* ENTRIES PROVIDED
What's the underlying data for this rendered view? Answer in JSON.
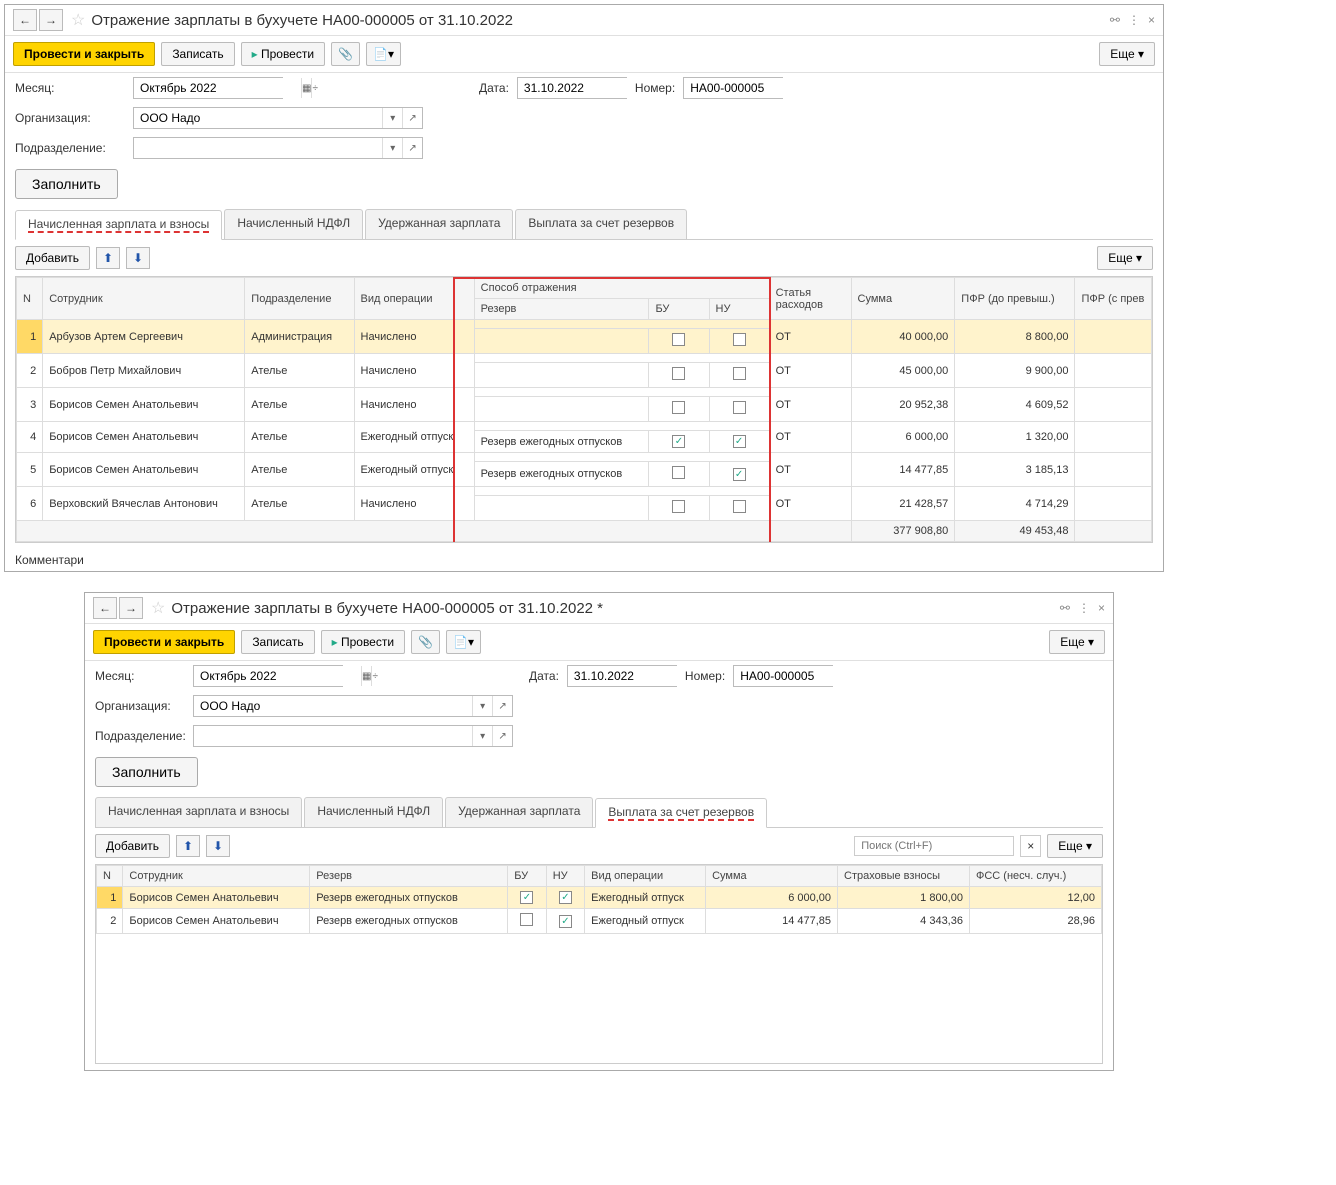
{
  "win1": {
    "title": "Отражение зарплаты в бухучете НА00-000005 от 31.10.2022",
    "toolbar": {
      "post_close": "Провести и закрыть",
      "write": "Записать",
      "post": "Провести",
      "more": "Еще"
    },
    "fields": {
      "month_lbl": "Месяц:",
      "month_val": "Октябрь 2022",
      "date_lbl": "Дата:",
      "date_val": "31.10.2022",
      "number_lbl": "Номер:",
      "number_val": "НА00-000005",
      "org_lbl": "Организация:",
      "org_val": "ООО Надо",
      "dept_lbl": "Подразделение:",
      "dept_val": ""
    },
    "fill_btn": "Заполнить",
    "tabs": [
      "Начисленная зарплата и взносы",
      "Начисленный НДФЛ",
      "Удержанная зарплата",
      "Выплата за счет резервов"
    ],
    "tab2": {
      "add": "Добавить",
      "more": "Еще"
    },
    "cols": {
      "n": "N",
      "emp": "Сотрудник",
      "dept": "Подразделение",
      "op": "Вид операции",
      "refl": "Способ отражения",
      "reserve": "Резерв",
      "bu": "БУ",
      "nu": "НУ",
      "cost": "Статья расходов",
      "sum": "Сумма",
      "pfr_below": "ПФР (до превыш.)",
      "pfr_above": "ПФР (с прев"
    },
    "rows": [
      {
        "n": "1",
        "emp": "Арбузов Артем Сергеевич",
        "dept": "Администрация",
        "op": "Начислено",
        "reserve": "",
        "bu": false,
        "nu": false,
        "cost": "ОТ",
        "sum": "40 000,00",
        "pfr": "8 800,00"
      },
      {
        "n": "2",
        "emp": "Бобров Петр Михайлович",
        "dept": "Ателье",
        "op": "Начислено",
        "reserve": "",
        "bu": false,
        "nu": false,
        "cost": "ОТ",
        "sum": "45 000,00",
        "pfr": "9 900,00"
      },
      {
        "n": "3",
        "emp": "Борисов Семен Анатольевич",
        "dept": "Ателье",
        "op": "Начислено",
        "reserve": "",
        "bu": false,
        "nu": false,
        "cost": "ОТ",
        "sum": "20 952,38",
        "pfr": "4 609,52"
      },
      {
        "n": "4",
        "emp": "Борисов Семен Анатольевич",
        "dept": "Ателье",
        "op": "Ежегодный отпуск",
        "reserve": "Резерв ежегодных отпусков",
        "bu": true,
        "nu": true,
        "cost": "ОТ",
        "sum": "6 000,00",
        "pfr": "1 320,00"
      },
      {
        "n": "5",
        "emp": "Борисов Семен Анатольевич",
        "dept": "Ателье",
        "op": "Ежегодный отпуск",
        "reserve": "Резерв ежегодных отпусков",
        "bu": false,
        "nu": true,
        "cost": "ОТ",
        "sum": "14 477,85",
        "pfr": "3 185,13"
      },
      {
        "n": "6",
        "emp": "Верховский Вячеслав Антонович",
        "dept": "Ателье",
        "op": "Начислено",
        "reserve": "",
        "bu": false,
        "nu": false,
        "cost": "ОТ",
        "sum": "21 428,57",
        "pfr": "4 714,29"
      }
    ],
    "totals": {
      "sum": "377 908,80",
      "pfr": "49 453,48"
    },
    "comment_lbl": "Комментари"
  },
  "win2": {
    "title": "Отражение зарплаты в бухучете НА00-000005 от 31.10.2022 *",
    "toolbar": {
      "post_close": "Провести и закрыть",
      "write": "Записать",
      "post": "Провести",
      "more": "Еще"
    },
    "fields": {
      "month_lbl": "Месяц:",
      "month_val": "Октябрь 2022",
      "date_lbl": "Дата:",
      "date_val": "31.10.2022",
      "number_lbl": "Номер:",
      "number_val": "НА00-000005",
      "org_lbl": "Организация:",
      "org_val": "ООО Надо",
      "dept_lbl": "Подразделение:",
      "dept_val": ""
    },
    "fill_btn": "Заполнить",
    "tabs": [
      "Начисленная зарплата и взносы",
      "Начисленный НДФЛ",
      "Удержанная зарплата",
      "Выплата за счет резервов"
    ],
    "tab2": {
      "add": "Добавить",
      "more": "Еще",
      "search_ph": "Поиск (Ctrl+F)"
    },
    "cols": {
      "n": "N",
      "emp": "Сотрудник",
      "reserve": "Резерв",
      "bu": "БУ",
      "nu": "НУ",
      "op": "Вид операции",
      "sum": "Сумма",
      "ins": "Страховые взносы",
      "fss": "ФСС (несч. случ.)"
    },
    "rows": [
      {
        "n": "1",
        "emp": "Борисов Семен Анатольевич",
        "reserve": "Резерв ежегодных отпусков",
        "bu": true,
        "nu": true,
        "op": "Ежегодный отпуск",
        "sum": "6 000,00",
        "ins": "1 800,00",
        "fss": "12,00"
      },
      {
        "n": "2",
        "emp": "Борисов Семен Анатольевич",
        "reserve": "Резерв ежегодных отпусков",
        "bu": false,
        "nu": true,
        "op": "Ежегодный отпуск",
        "sum": "14 477,85",
        "ins": "4 343,36",
        "fss": "28,96"
      }
    ]
  }
}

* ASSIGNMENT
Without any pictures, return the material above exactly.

* EXERCISE RESPONSE
What's the underlying data for this rendered view? Answer in JSON.
{
  "win1": {
    "title": "Отражение зарплаты в бухучете НА00-000005 от 31.10.2022",
    "toolbar": {
      "post_close": "Провести и закрыть",
      "write": "Записать",
      "post": "Провести",
      "more": "Еще"
    },
    "fields": {
      "month_lbl": "Месяц:",
      "month_val": "Октябрь 2022",
      "date_lbl": "Дата:",
      "date_val": "31.10.2022",
      "number_lbl": "Номер:",
      "number_val": "НА00-000005",
      "org_lbl": "Организация:",
      "org_val": "ООО Надо",
      "dept_lbl": "Подразделение:",
      "dept_val": ""
    },
    "fill_btn": "Заполнить",
    "tabs": [
      "Начисленная зарплата и взносы",
      "Начисленный НДФЛ",
      "Удержанная зарплата",
      "Выплата за счет резервов"
    ],
    "tab2": {
      "add": "Добавить",
      "more": "Еще"
    },
    "cols": {
      "n": "N",
      "emp": "Сотрудник",
      "dept": "Подразделение",
      "op": "Вид операции",
      "refl": "Способ отражения",
      "reserve": "Резерв",
      "bu": "БУ",
      "nu": "НУ",
      "cost": "Статья расходов",
      "sum": "Сумма",
      "pfr_below": "ПФР (до превыш.)",
      "pfr_above": "ПФР (с прев"
    },
    "rows": [
      {
        "n": "1",
        "emp": "Арбузов Артем Сергеевич",
        "dept": "Администрация",
        "op": "Начислено",
        "reserve": "",
        "bu": false,
        "nu": false,
        "cost": "ОТ",
        "sum": "40 000,00",
        "pfr": "8 800,00"
      },
      {
        "n": "2",
        "emp": "Бобров Петр Михайлович",
        "dept": "Ателье",
        "op": "Начислено",
        "reserve": "",
        "bu": false,
        "nu": false,
        "cost": "ОТ",
        "sum": "45 000,00",
        "pfr": "9 900,00"
      },
      {
        "n": "3",
        "emp": "Борисов Семен Анатольевич",
        "dept": "Ателье",
        "op": "Начислено",
        "reserve": "",
        "bu": false,
        "nu": false,
        "cost": "ОТ",
        "sum": "20 952,38",
        "pfr": "4 609,52"
      },
      {
        "n": "4",
        "emp": "Борисов Семен Анатольевич",
        "dept": "Ателье",
        "op": "Ежегодный отпуск",
        "reserve": "Резерв ежегодных отпусков",
        "bu": true,
        "nu": true,
        "cost": "ОТ",
        "sum": "6 000,00",
        "pfr": "1 320,00"
      },
      {
        "n": "5",
        "emp": "Борисов Семен Анатольевич",
        "dept": "Ателье",
        "op": "Ежегодный отпуск",
        "reserve": "Резерв ежегодных отпусков",
        "bu": false,
        "nu": true,
        "cost": "ОТ",
        "sum": "14 477,85",
        "pfr": "3 185,13"
      },
      {
        "n": "6",
        "emp": "Верховский Вячеслав Антонович",
        "dept": "Ателье",
        "op": "Начислено",
        "reserve": "",
        "bu": false,
        "nu": false,
        "cost": "ОТ",
        "sum": "21 428,57",
        "pfr": "4 714,29"
      }
    ],
    "totals": {
      "sum": "377 908,80",
      "pfr": "49 453,48"
    },
    "comment_lbl": "Комментари"
  },
  "win2": {
    "title": "Отражение зарплаты в бухучете НА00-000005 от 31.10.2022 *",
    "toolbar": {
      "post_close": "Провести и закрыть",
      "write": "Записать",
      "post": "Провести",
      "more": "Еще"
    },
    "fields": {
      "month_lbl": "Месяц:",
      "month_val": "Октябрь 2022",
      "date_lbl": "Дата:",
      "date_val": "31.10.2022",
      "number_lbl": "Номер:",
      "number_val": "НА00-000005",
      "org_lbl": "Организация:",
      "org_val": "ООО Надо",
      "dept_lbl": "Подразделение:",
      "dept_val": ""
    },
    "fill_btn": "Заполнить",
    "tabs": [
      "Начисленная зарплата и взносы",
      "Начисленный НДФЛ",
      "Удержанная зарплата",
      "Выплата за счет резервов"
    ],
    "tab2": {
      "add": "Добавить",
      "more": "Еще",
      "search_ph": "Поиск (Ctrl+F)"
    },
    "cols": {
      "n": "N",
      "emp": "Сотрудник",
      "reserve": "Резерв",
      "bu": "БУ",
      "nu": "НУ",
      "op": "Вид операции",
      "sum": "Сумма",
      "ins": "Страховые взносы",
      "fss": "ФСС (несч. случ.)"
    },
    "rows": [
      {
        "n": "1",
        "emp": "Борисов Семен Анатольевич",
        "reserve": "Резерв ежегодных отпусков",
        "bu": true,
        "nu": true,
        "op": "Ежегодный отпуск",
        "sum": "6 000,00",
        "ins": "1 800,00",
        "fss": "12,00"
      },
      {
        "n": "2",
        "emp": "Борисов Семен Анатольевич",
        "reserve": "Резерв ежегодных отпусков",
        "bu": false,
        "nu": true,
        "op": "Ежегодный отпуск",
        "sum": "14 477,85",
        "ins": "4 343,36",
        "fss": "28,96"
      }
    ]
  }
}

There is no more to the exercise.